MIKE QUIGLEY: Good morning. Thanks for having me on.
GREENE: Thanks for coming on. Do you like the moves Facebook has made in the past few days? Are they addressing your concerns with the company?
QUIGLEY: Well, it's a start. Let's remember this - the first time they appeared before Congress on this issue was last November where Facebook, Twitter and Google, they all acknowledged that far more extensive forensic investigation is needed to determine the full extent of Russia's weaponization of social media. We haven't heard back to them yet on that, and that is potentially even more important than this. So I get damage control because it's important to their bottom line, but there are a lot of questions to answer about what happened in 2016 and, frankly, the years preceding leading up to this.
GREENE: Oh, so you're not just interested in Cambridge Analytica. You want to bring Mark Zuckerberg in and ask him about Russia, about - I mean, everything.
QUIGLEY: Well, sure. And, look, we had - we had Alexander Nix via audio-video hookup instead of having him in. And he was not candid at all.
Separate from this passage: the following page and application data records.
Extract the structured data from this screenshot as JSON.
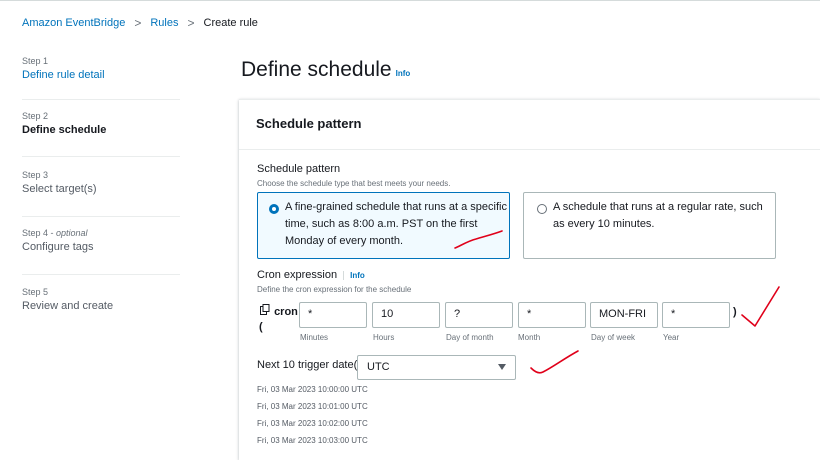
{
  "breadcrumb": {
    "items": [
      "Amazon EventBridge",
      "Rules",
      "Create rule"
    ]
  },
  "steps": [
    {
      "num": "Step 1",
      "title": "Define rule detail"
    },
    {
      "num": "Step 2",
      "title": "Define schedule"
    },
    {
      "num": "Step 3",
      "title": "Select target(s)"
    },
    {
      "num_prefix": "Step 4 - ",
      "num_optional": "optional",
      "title": "Configure tags"
    },
    {
      "num": "Step 5",
      "title": "Review and create"
    }
  ],
  "page": {
    "title": "Define schedule",
    "info": "Info"
  },
  "panel": {
    "heading": "Schedule pattern",
    "pattern_label": "Schedule pattern",
    "pattern_desc": "Choose the schedule type that best meets your needs.",
    "option_cron": "A fine-grained schedule that runs at a specific time, such as 8:00 a.m. PST on the first Monday of every month.",
    "option_rate": "A schedule that runs at a regular rate, such as every 10 minutes.",
    "cron_label": "Cron expression",
    "cron_info": "Info",
    "cron_desc": "Define the cron expression for the schedule",
    "cron_prefix": "cron",
    "paren_open": "(",
    "paren_close": ")",
    "fields": [
      {
        "value": "*",
        "caption": "Minutes"
      },
      {
        "value": "10",
        "caption": "Hours"
      },
      {
        "value": "?",
        "caption": "Day of month"
      },
      {
        "value": "*",
        "caption": "Month"
      },
      {
        "value": "MON-FRI",
        "caption": "Day of week"
      },
      {
        "value": "*",
        "caption": "Year"
      }
    ],
    "next_label": "Next 10 trigger date(s)",
    "timezone": "UTC",
    "trigger_dates": [
      "Fri, 03 Mar 2023 10:00:00 UTC",
      "Fri, 03 Mar 2023 10:01:00 UTC",
      "Fri, 03 Mar 2023 10:02:00 UTC",
      "Fri, 03 Mar 2023 10:03:00 UTC"
    ]
  },
  "colors": {
    "link": "#0073bb",
    "annotation": "#e0001a"
  }
}
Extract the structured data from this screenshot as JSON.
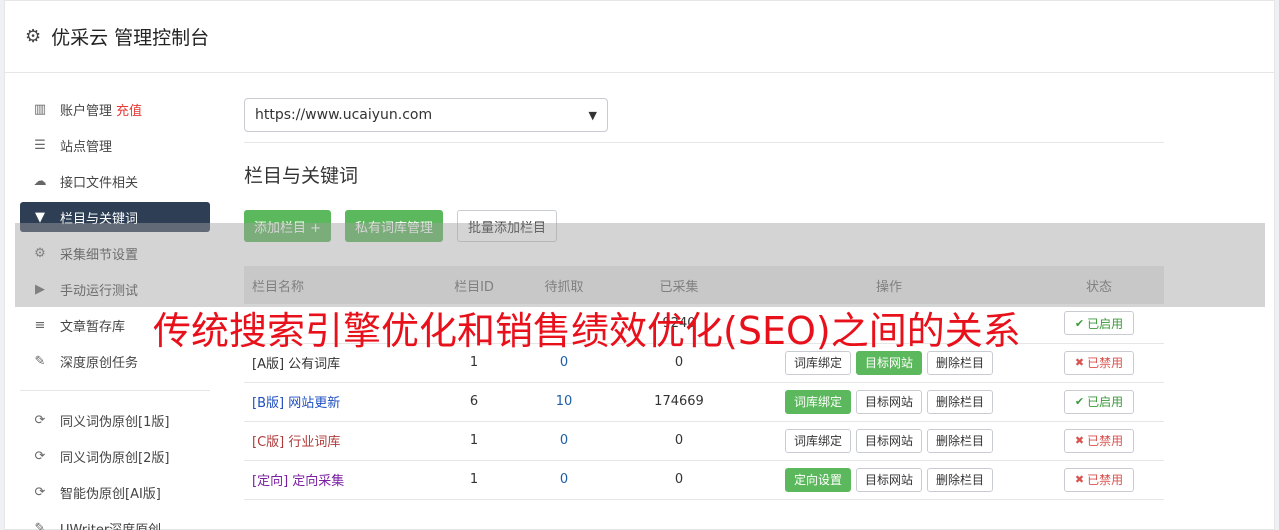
{
  "header": {
    "title": "优采云 管理控制台"
  },
  "sidebar": {
    "items": [
      {
        "label": "账户管理",
        "extra": "充值",
        "icon": "bar-chart-icon"
      },
      {
        "label": "站点管理",
        "icon": "server-icon"
      },
      {
        "label": "接口文件相关",
        "icon": "cloud-upload-icon"
      },
      {
        "label": "栏目与关键词",
        "icon": "filter-icon",
        "active": true
      },
      {
        "label": "采集细节设置",
        "icon": "gears-icon"
      },
      {
        "label": "手动运行测试",
        "icon": "play-circle-icon"
      },
      {
        "label": "文章暂存库",
        "icon": "database-icon"
      },
      {
        "label": "深度原创任务",
        "icon": "edit-icon"
      }
    ],
    "tools": [
      {
        "label": "同义词伪原创[1版]",
        "icon": "refresh-icon"
      },
      {
        "label": "同义词伪原创[2版]",
        "icon": "refresh-icon"
      },
      {
        "label": "智能伪原创[AI版]",
        "icon": "refresh-icon"
      },
      {
        "label": "UWriter深度原创",
        "icon": "edit-icon"
      }
    ]
  },
  "main": {
    "site_select": "https://www.ucaiyun.com",
    "section_title": "栏目与关键词",
    "buttons": {
      "add": "添加栏目 +",
      "private_lib": "私有词库管理",
      "batch_add": "批量添加栏目"
    },
    "table": {
      "headers": [
        "栏目名称",
        "栏目ID",
        "待抓取",
        "已采集",
        "操作",
        "状态"
      ],
      "rows": [
        {
          "name": "[A版] 公有词库",
          "name_color": "#333333",
          "id": "1",
          "pending": "0",
          "collected": "0",
          "op1": "词库绑定",
          "op1_style": "w",
          "op2": "目标网站",
          "op2_style": "g",
          "op3": "删除栏目",
          "status": "已禁用",
          "status_type": "off"
        },
        {
          "name": "[B版] 网站更新",
          "name_color": "#1e4fbf",
          "id": "6",
          "pending": "10",
          "collected": "174669",
          "op1": "词库绑定",
          "op1_style": "g",
          "op2": "目标网站",
          "op2_style": "w",
          "op3": "删除栏目",
          "status": "已启用",
          "status_type": "on"
        },
        {
          "name": "[C版] 行业词库",
          "name_color": "#b03a3a",
          "id": "1",
          "pending": "0",
          "collected": "0",
          "op1": "词库绑定",
          "op1_style": "w",
          "op2": "目标网站",
          "op2_style": "w",
          "op3": "删除栏目",
          "status": "已禁用",
          "status_type": "off"
        },
        {
          "name": "[定向] 定向采集",
          "name_color": "#7a1fa2",
          "id": "1",
          "pending": "0",
          "collected": "0",
          "op1": "定向设置",
          "op1_style": "g",
          "op2": "目标网站",
          "op2_style": "w",
          "op3": "删除栏目",
          "status": "已禁用",
          "status_type": "off"
        }
      ],
      "partial_row": {
        "collected": "9240",
        "status": "已启用"
      }
    }
  },
  "watermark": "传统搜索引擎优化和销售绩效优化(SEO)之间的关系",
  "colors": {
    "sidebar_active": "#2e3f55",
    "green": "#5cb85c",
    "watermark": "#e8101a"
  }
}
GREENE: From Cambridge Analytica, right?
QUIGLEY: That's right. He was asked - has Cambridge Analytica acquired bulk data through Facebook? Mr. Nix - no, it has not. Question - did Cambridge Analytica use any other third party data that was not purchased? As far as I'm aware, it did not.
It's another example of why we need to continue the investigation at the House and Senate level and in addition to the Mueller investigation, shutting it down.
GREENE: Well, can I just ask, what do you expect to hear from Mark Zuckerberg, I mean, himself? Is there something specific that he's going to provide, or is a lot of this - is there value in just having the CEO there and demonstrating, you know, the role that you and lawmakers play in accountability, saying, you know, if there are questions, you need to be here yourself, the CEO, answer something?
QUIGLEY: That's right because he wasn't there November 1 of 2017, neither were the commissioner heads of Twitter and Google as we went forward. There's a lot of questions they need to ask - they need to answer. How did this happen? Why did you take so long to communicate this? How do we know if all this data has truly been destroyed? How will you prevent this in the future? Who else was involved? And, oh, by the way, why did you imbed Facebook workers in the San Antonio social media campaign for President Trump? What did you know when that took place? And did you still embed workers with Cambridge Analytica as they did this multi-multimillion-dollar operation?
GREENE: I just wonder, have you closed your own Facebook account in the midst of all this?
QUIGLEY: Well, I use Facebook through my official role, and we have not. It continues to be an important platform, and I'm sure millions of Americans will continue to use it. I think Facebook is on the front page because there's such a direct connection. But to a lesser extent, all of the social media platforms have to understand what's taking place. The weaponization of social media is going to take their concerted effort on an ongoing basis, as well (unintelligible).
GREENE: Congressman, sadly, there's so much more to talk about, but we're out of time this morning. Congressman Mike Quigley, Illinois Democrat, talking to us about Facebook and Mark Zuckerberg testifying probably next month. Thanks a lot, Congressmen.
QUIGLEY: Thank you. Take care. Transcript provided by NPR, Copyright NPR.